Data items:

——————————

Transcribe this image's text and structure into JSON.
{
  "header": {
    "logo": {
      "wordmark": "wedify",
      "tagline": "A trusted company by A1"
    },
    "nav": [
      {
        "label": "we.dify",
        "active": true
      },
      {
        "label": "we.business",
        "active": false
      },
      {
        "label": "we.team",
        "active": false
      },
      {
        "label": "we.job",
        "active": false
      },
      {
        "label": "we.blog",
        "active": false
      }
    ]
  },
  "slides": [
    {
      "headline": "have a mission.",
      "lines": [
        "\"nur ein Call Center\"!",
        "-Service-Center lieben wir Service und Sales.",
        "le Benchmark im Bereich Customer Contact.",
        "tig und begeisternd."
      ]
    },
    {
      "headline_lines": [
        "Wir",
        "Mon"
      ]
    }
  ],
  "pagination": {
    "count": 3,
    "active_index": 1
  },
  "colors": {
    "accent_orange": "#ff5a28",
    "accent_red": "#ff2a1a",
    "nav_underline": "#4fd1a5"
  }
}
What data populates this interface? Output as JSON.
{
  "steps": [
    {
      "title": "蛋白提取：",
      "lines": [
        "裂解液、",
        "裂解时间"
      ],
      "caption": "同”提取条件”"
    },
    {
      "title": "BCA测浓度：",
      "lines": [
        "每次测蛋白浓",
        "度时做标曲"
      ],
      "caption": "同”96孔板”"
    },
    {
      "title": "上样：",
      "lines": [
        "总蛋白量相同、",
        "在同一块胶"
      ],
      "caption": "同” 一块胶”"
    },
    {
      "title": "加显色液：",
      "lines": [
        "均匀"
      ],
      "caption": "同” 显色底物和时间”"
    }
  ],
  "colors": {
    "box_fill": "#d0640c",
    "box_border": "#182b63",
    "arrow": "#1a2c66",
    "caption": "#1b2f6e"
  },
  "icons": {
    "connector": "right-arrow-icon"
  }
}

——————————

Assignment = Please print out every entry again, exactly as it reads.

Your solution =
Transcribe this image's text and structure into JSON.
{
  "header": {
    "logo": {
      "wordmark": "wedify",
      "tagline": "A trusted company by A1"
    },
    "nav": [
      {
        "label": "we.dify",
        "active": true
      },
      {
        "label": "we.business",
        "active": false
      },
      {
        "label": "we.team",
        "active": false
      },
      {
        "label": "we.job",
        "active": false
      },
      {
        "label": "we.blog",
        "active": false
      }
    ]
  },
  "slides": [
    {
      "headline": "have a mission.",
      "lines": [
        "\"nur ein Call Center\"!",
        "-Service-Center lieben wir Service und Sales.",
        "le Benchmark im Bereich Customer Contact.",
        "tig und begeisternd."
      ]
    },
    {
      "headline_lines": [
        "Wir",
        "Mon"
      ]
    }
  ],
  "pagination": {
    "count": 3,
    "active_index": 1
  },
  "colors": {
    "accent_orange": "#ff5a28",
    "accent_red": "#ff2a1a",
    "nav_underline": "#4fd1a5"
  }
}
What data populates this interface? Output as JSON.
{
  "steps": [
    {
      "title": "蛋白提取：",
      "lines": [
        "裂解液、",
        "裂解时间"
      ],
      "caption": "同”提取条件”"
    },
    {
      "title": "BCA测浓度：",
      "lines": [
        "每次测蛋白浓",
        "度时做标曲"
      ],
      "caption": "同”96孔板”"
    },
    {
      "title": "上样：",
      "lines": [
        "总蛋白量相同、",
        "在同一块胶"
      ],
      "caption": "同” 一块胶”"
    },
    {
      "title": "加显色液：",
      "lines": [
        "均匀"
      ],
      "caption": "同” 显色底物和时间”"
    }
  ],
  "colors": {
    "box_fill": "#d0640c",
    "box_border": "#182b63",
    "arrow": "#1a2c66",
    "caption": "#1b2f6e"
  },
  "icons": {
    "connector": "right-arrow-icon"
  }
}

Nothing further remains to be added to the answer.